I take issue with the characterization of Scott Burton’s chairs found in James Cross Giblin’s Be Seated: A Book About Chairs. (The description may be accurate but the interpretation is unjust.)
Burton’s stone furniture has serious limitations. Since the pieces each weigh between eight hundred and three thousand pounds, they cannot be moved easily and usually stay wherever they are first set down. Also, their hard surfaces and sharp edges discourage sitters from remaining on them for more than a few minutes.
The illustration accompanying this commentary shows the solitary artist bundled up against a cool day with the granite tables and stools he designed for a plaza in New York City. And so is offered up as visual proof that the furniture is not people-friendly.
The picture can also be interpreted to accentuate the function of outside furniture that must resist vandalism and accommodate shifting crowds. As well it looks beautiful even when the plaza is underpopulated.
Timing is everything. A sunny day and a mid-day crowd might present a different picture. Take for example the artist’s own words.
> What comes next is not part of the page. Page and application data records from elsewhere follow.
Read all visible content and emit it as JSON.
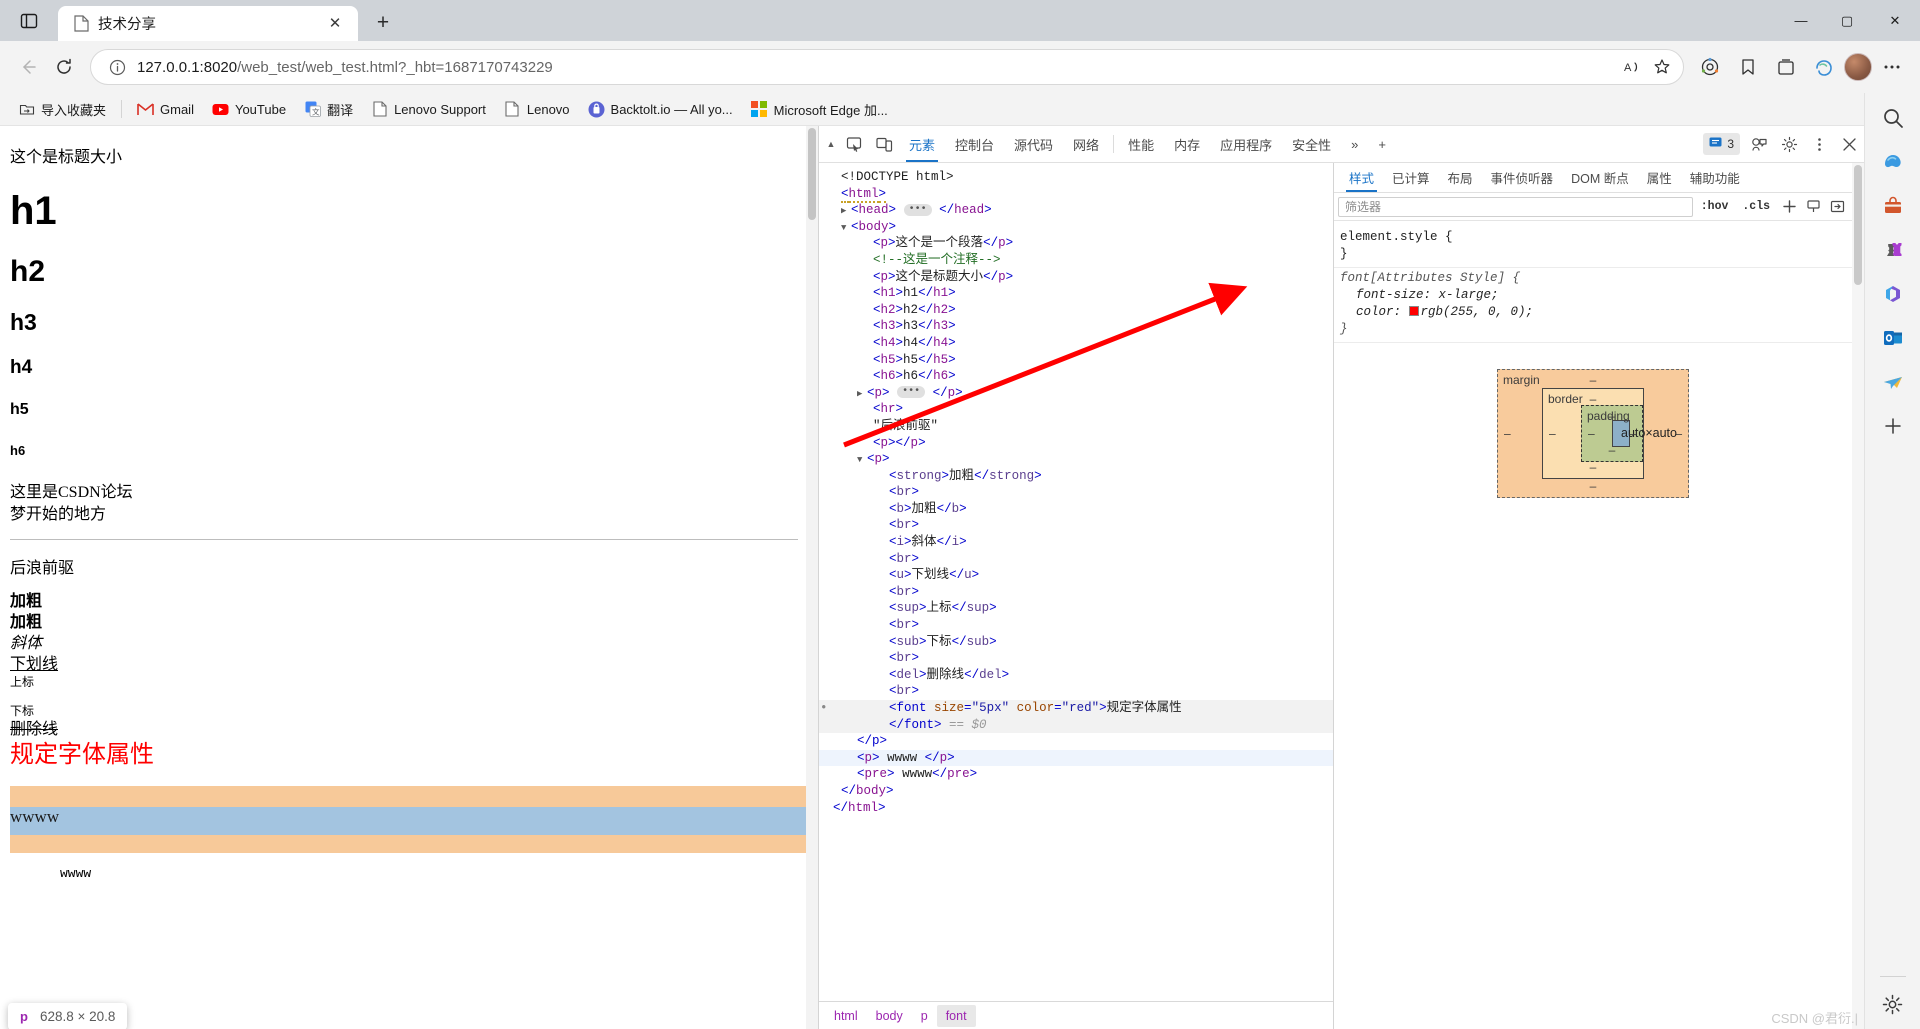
{
  "browser": {
    "tab": {
      "title": "技术分享",
      "close_label": "✕"
    },
    "new_tab_label": "+",
    "window_controls": {
      "minimize": "—",
      "maximize": "▢",
      "close": "✕"
    },
    "address": {
      "url_host": "127.0.0.1:8020",
      "url_path": "/web_test/web_test.html?_hbt=1687170743229",
      "read_aloud_label": "A",
      "favorite_label": "☆"
    },
    "bookmarks": [
      {
        "label": "导入收藏夹",
        "icon": "import-favorites-icon"
      },
      {
        "label": "Gmail",
        "icon": "gmail-icon"
      },
      {
        "label": "YouTube",
        "icon": "youtube-icon"
      },
      {
        "label": "翻译",
        "icon": "translate-icon"
      },
      {
        "label": "Lenovo Support",
        "icon": "page-icon"
      },
      {
        "label": "Lenovo",
        "icon": "page-icon"
      },
      {
        "label": "Backtolt.io — All yo...",
        "icon": "backtolt-icon"
      },
      {
        "label": "Microsoft Edge 加...",
        "icon": "microsoft-icon"
      }
    ]
  },
  "page": {
    "p_title_size": "这个是标题大小",
    "h1": "h1",
    "h2": "h2",
    "h3": "h3",
    "h4": "h4",
    "h5": "h5",
    "h6": "h6",
    "multiline_1": "这里是CSDN论坛",
    "multiline_2": "梦开始的地方",
    "quote": "后浪前驱",
    "strong": "加粗",
    "bold": "加粗",
    "italic": "斜体",
    "underline": "下划线",
    "sup": "上标",
    "sub": "下标",
    "del": "删除线",
    "font_attr": "规定字体属性",
    "highlight_p": "wwww",
    "pre": "wwww",
    "tooltip": {
      "tag": "p",
      "dimensions": "628.8 × 20.8"
    }
  },
  "devtools": {
    "tabs": [
      {
        "label": "元素",
        "active": true
      },
      {
        "label": "控制台",
        "active": false
      },
      {
        "label": "源代码",
        "active": false
      },
      {
        "label": "网络",
        "active": false
      },
      {
        "label": "性能",
        "active": false
      },
      {
        "label": "内存",
        "active": false
      },
      {
        "label": "应用程序",
        "active": false
      },
      {
        "label": "安全性",
        "active": false
      }
    ],
    "more_tabs_label": "»",
    "add_tab_label": "+",
    "issues_count": "3",
    "icons": {
      "inspect": "inspect-element-icon",
      "device": "device-toolbar-icon",
      "issues": "issues-icon",
      "devices_cloud": "remote-debug-icon",
      "settings": "gear-icon",
      "more": "more-options-icon",
      "close": "close-icon"
    },
    "dom_lines": [
      {
        "indent": 0,
        "type": "doctype",
        "text": "<!DOCTYPE html>"
      },
      {
        "indent": 0,
        "type": "tag",
        "name": "html",
        "text": "<html>"
      },
      {
        "indent": 0,
        "type": "collapsed",
        "name": "head",
        "text": "<head> … </head>"
      },
      {
        "indent": 0,
        "type": "open",
        "name": "body",
        "text": "<body>"
      },
      {
        "indent": 1,
        "type": "element",
        "tag": "p",
        "content": "这个是一个段落"
      },
      {
        "indent": 1,
        "type": "comment",
        "text": "<!--这是一个注释-->"
      },
      {
        "indent": 1,
        "type": "element",
        "tag": "p",
        "content": "这个是标题大小"
      },
      {
        "indent": 1,
        "type": "element",
        "tag": "h1",
        "content": "h1"
      },
      {
        "indent": 1,
        "type": "element",
        "tag": "h2",
        "content": "h2"
      },
      {
        "indent": 1,
        "type": "element",
        "tag": "h3",
        "content": "h3"
      },
      {
        "indent": 1,
        "type": "element",
        "tag": "h4",
        "content": "h4"
      },
      {
        "indent": 1,
        "type": "element",
        "tag": "h5",
        "content": "h5"
      },
      {
        "indent": 1,
        "type": "element",
        "tag": "h6",
        "content": "h6"
      },
      {
        "indent": 1,
        "type": "collapsed",
        "name": "p",
        "text": "<p> … </p>"
      },
      {
        "indent": 1,
        "type": "void",
        "tag": "hr"
      },
      {
        "indent": 1,
        "type": "text",
        "text": "\"后浪前驱\""
      },
      {
        "indent": 1,
        "type": "empty",
        "tag": "p"
      },
      {
        "indent": 1,
        "type": "open",
        "name": "p",
        "text": "<p>"
      },
      {
        "indent": 2,
        "type": "element",
        "tag": "strong",
        "content": "加粗"
      },
      {
        "indent": 2,
        "type": "void",
        "tag": "br"
      },
      {
        "indent": 2,
        "type": "element",
        "tag": "b",
        "content": "加粗"
      },
      {
        "indent": 2,
        "type": "void",
        "tag": "br"
      },
      {
        "indent": 2,
        "type": "element",
        "tag": "i",
        "content": "斜体"
      },
      {
        "indent": 2,
        "type": "void",
        "tag": "br"
      },
      {
        "indent": 2,
        "type": "element",
        "tag": "u",
        "content": "下划线"
      },
      {
        "indent": 2,
        "type": "void",
        "tag": "br"
      },
      {
        "indent": 2,
        "type": "element",
        "tag": "sup",
        "content": "上标"
      },
      {
        "indent": 2,
        "type": "void",
        "tag": "br"
      },
      {
        "indent": 2,
        "type": "element",
        "tag": "sub",
        "content": "下标"
      },
      {
        "indent": 2,
        "type": "void",
        "tag": "br"
      },
      {
        "indent": 2,
        "type": "element",
        "tag": "del",
        "content": "删除线"
      },
      {
        "indent": 2,
        "type": "void",
        "tag": "br"
      }
    ],
    "selected_node": {
      "open_tag": "<font",
      "attr1_name": "size",
      "attr1_value": "\"5px\"",
      "attr2_name": "color",
      "attr2_value": "\"red\"",
      "close_bracket": ">",
      "content": "规定字体属性",
      "close_tag": "</font>",
      "marker": "== $0"
    },
    "dom_tail": [
      {
        "text": "</p>"
      },
      {
        "text": "<p> wwww </p>",
        "highlight": "blue"
      },
      {
        "text": "<pre> wwww</pre>"
      },
      {
        "text": "</body>"
      },
      {
        "text": "</html>"
      }
    ],
    "breadcrumbs": [
      {
        "label": "html",
        "active": false
      },
      {
        "label": "body",
        "active": false
      },
      {
        "label": "p",
        "active": false
      },
      {
        "label": "font",
        "active": true
      }
    ],
    "styles": {
      "tabs": [
        {
          "label": "样式",
          "active": true
        },
        {
          "label": "已计算",
          "active": false
        },
        {
          "label": "布局",
          "active": false
        },
        {
          "label": "事件侦听器",
          "active": false
        },
        {
          "label": "DOM 断点",
          "active": false
        },
        {
          "label": "属性",
          "active": false
        },
        {
          "label": "辅助功能",
          "active": false
        }
      ],
      "filter_placeholder": "筛选器",
      "hov_label": ":hov",
      "cls_label": ".cls",
      "add_rule_label": "+",
      "rules": [
        {
          "selector": "element.style {",
          "props": [],
          "close": "}"
        },
        {
          "selector": "font[Attributes Style] {",
          "italic": true,
          "props": [
            {
              "name": "font-size",
              "value": "x-large;",
              "swatch": null
            },
            {
              "name": "color",
              "value": "rgb(255, 0, 0);",
              "swatch": "#ff0000"
            }
          ],
          "close": "}"
        }
      ],
      "box_model": {
        "margin_label": "margin",
        "border_label": "border",
        "padding_label": "padding",
        "content_label": "auto×auto",
        "dash": "‒"
      }
    }
  },
  "edge_sidebar": {
    "icons": [
      "search-icon",
      "copilot-icon",
      "shopping-bag-icon",
      "games-icon",
      "microsoft365-icon",
      "outlook-icon",
      "telegram-icon",
      "add-icon",
      "settings-gear-icon"
    ]
  },
  "watermark": "CSDN @君衍.|"
}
My work is often only activated at lunchtime. People don’t inhabit a public space except maybe at lunch time. I feel like, you know, I’m a lunch artist. [Source: Audio Program excerpt MoMA 2008]
A chair is not only a place to sit; it is also a place to visit.
And so for day 684